• RECORDS TO USE:
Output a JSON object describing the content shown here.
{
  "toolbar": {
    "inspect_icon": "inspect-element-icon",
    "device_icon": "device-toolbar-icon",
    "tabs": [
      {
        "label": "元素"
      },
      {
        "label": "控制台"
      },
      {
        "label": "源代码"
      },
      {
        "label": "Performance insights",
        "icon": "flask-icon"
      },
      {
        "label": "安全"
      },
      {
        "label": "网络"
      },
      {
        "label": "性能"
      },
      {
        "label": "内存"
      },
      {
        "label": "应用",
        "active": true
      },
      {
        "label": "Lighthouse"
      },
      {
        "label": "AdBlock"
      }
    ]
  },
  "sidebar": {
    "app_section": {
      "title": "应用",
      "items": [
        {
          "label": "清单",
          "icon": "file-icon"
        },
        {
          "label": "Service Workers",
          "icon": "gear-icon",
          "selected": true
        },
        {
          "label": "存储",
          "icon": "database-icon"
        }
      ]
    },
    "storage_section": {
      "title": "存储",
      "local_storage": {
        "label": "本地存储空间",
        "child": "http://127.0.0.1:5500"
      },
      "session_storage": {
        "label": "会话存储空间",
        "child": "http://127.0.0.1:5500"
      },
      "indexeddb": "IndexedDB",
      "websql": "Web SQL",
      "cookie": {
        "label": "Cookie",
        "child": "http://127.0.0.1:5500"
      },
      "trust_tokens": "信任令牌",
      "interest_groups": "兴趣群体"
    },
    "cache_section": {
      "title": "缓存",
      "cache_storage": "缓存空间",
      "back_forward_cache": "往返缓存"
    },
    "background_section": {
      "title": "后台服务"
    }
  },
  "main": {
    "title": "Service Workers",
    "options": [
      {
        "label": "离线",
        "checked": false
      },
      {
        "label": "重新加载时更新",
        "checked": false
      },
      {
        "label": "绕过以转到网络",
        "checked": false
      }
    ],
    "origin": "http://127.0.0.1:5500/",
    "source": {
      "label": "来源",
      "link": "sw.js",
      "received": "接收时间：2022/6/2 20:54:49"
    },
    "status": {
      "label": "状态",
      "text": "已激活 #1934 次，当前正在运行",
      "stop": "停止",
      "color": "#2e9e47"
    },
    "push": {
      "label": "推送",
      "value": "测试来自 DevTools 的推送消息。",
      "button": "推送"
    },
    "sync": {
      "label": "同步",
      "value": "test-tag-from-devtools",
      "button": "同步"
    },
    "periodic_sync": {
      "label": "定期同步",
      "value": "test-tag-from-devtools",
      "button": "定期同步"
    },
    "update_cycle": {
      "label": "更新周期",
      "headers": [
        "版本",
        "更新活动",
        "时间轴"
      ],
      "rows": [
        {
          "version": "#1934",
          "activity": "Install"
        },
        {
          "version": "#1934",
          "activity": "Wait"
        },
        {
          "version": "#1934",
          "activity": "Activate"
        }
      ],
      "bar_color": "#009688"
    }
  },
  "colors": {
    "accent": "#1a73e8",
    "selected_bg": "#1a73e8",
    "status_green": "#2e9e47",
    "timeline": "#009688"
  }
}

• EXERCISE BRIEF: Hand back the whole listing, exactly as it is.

• EXPECTED OUTPUT:
Output a JSON object describing the content shown here.
{
  "toolbar": {
    "inspect_icon": "inspect-element-icon",
    "device_icon": "device-toolbar-icon",
    "tabs": [
      {
        "label": "元素"
      },
      {
        "label": "控制台"
      },
      {
        "label": "源代码"
      },
      {
        "label": "Performance insights",
        "icon": "flask-icon"
      },
      {
        "label": "安全"
      },
      {
        "label": "网络"
      },
      {
        "label": "性能"
      },
      {
        "label": "内存"
      },
      {
        "label": "应用",
        "active": true
      },
      {
        "label": "Lighthouse"
      },
      {
        "label": "AdBlock"
      }
    ]
  },
  "sidebar": {
    "app_section": {
      "title": "应用",
      "items": [
        {
          "label": "清单",
          "icon": "file-icon"
        },
        {
          "label": "Service Workers",
          "icon": "gear-icon",
          "selected": true
        },
        {
          "label": "存储",
          "icon": "database-icon"
        }
      ]
    },
    "storage_section": {
      "title": "存储",
      "local_storage": {
        "label": "本地存储空间",
        "child": "http://127.0.0.1:5500"
      },
      "session_storage": {
        "label": "会话存储空间",
        "child": "http://127.0.0.1:5500"
      },
      "indexeddb": "IndexedDB",
      "websql": "Web SQL",
      "cookie": {
        "label": "Cookie",
        "child": "http://127.0.0.1:5500"
      },
      "trust_tokens": "信任令牌",
      "interest_groups": "兴趣群体"
    },
    "cache_section": {
      "title": "缓存",
      "cache_storage": "缓存空间",
      "back_forward_cache": "往返缓存"
    },
    "background_section": {
      "title": "后台服务"
    }
  },
  "main": {
    "title": "Service Workers",
    "options": [
      {
        "label": "离线",
        "checked": false
      },
      {
        "label": "重新加载时更新",
        "checked": false
      },
      {
        "label": "绕过以转到网络",
        "checked": false
      }
    ],
    "origin": "http://127.0.0.1:5500/",
    "source": {
      "label": "来源",
      "link": "sw.js",
      "received": "接收时间：2022/6/2 20:54:49"
    },
    "status": {
      "label": "状态",
      "text": "已激活 #1934 次，当前正在运行",
      "stop": "停止",
      "color": "#2e9e47"
    },
    "push": {
      "label": "推送",
      "value": "测试来自 DevTools 的推送消息。",
      "button": "推送"
    },
    "sync": {
      "label": "同步",
      "value": "test-tag-from-devtools",
      "button": "同步"
    },
    "periodic_sync": {
      "label": "定期同步",
      "value": "test-tag-from-devtools",
      "button": "定期同步"
    },
    "update_cycle": {
      "label": "更新周期",
      "headers": [
        "版本",
        "更新活动",
        "时间轴"
      ],
      "rows": [
        {
          "version": "#1934",
          "activity": "Install"
        },
        {
          "version": "#1934",
          "activity": "Wait"
        },
        {
          "version": "#1934",
          "activity": "Activate"
        }
      ],
      "bar_color": "#009688"
    }
  },
  "colors": {
    "accent": "#1a73e8",
    "selected_bg": "#1a73e8",
    "status_green": "#2e9e47",
    "timeline": "#009688"
  }
}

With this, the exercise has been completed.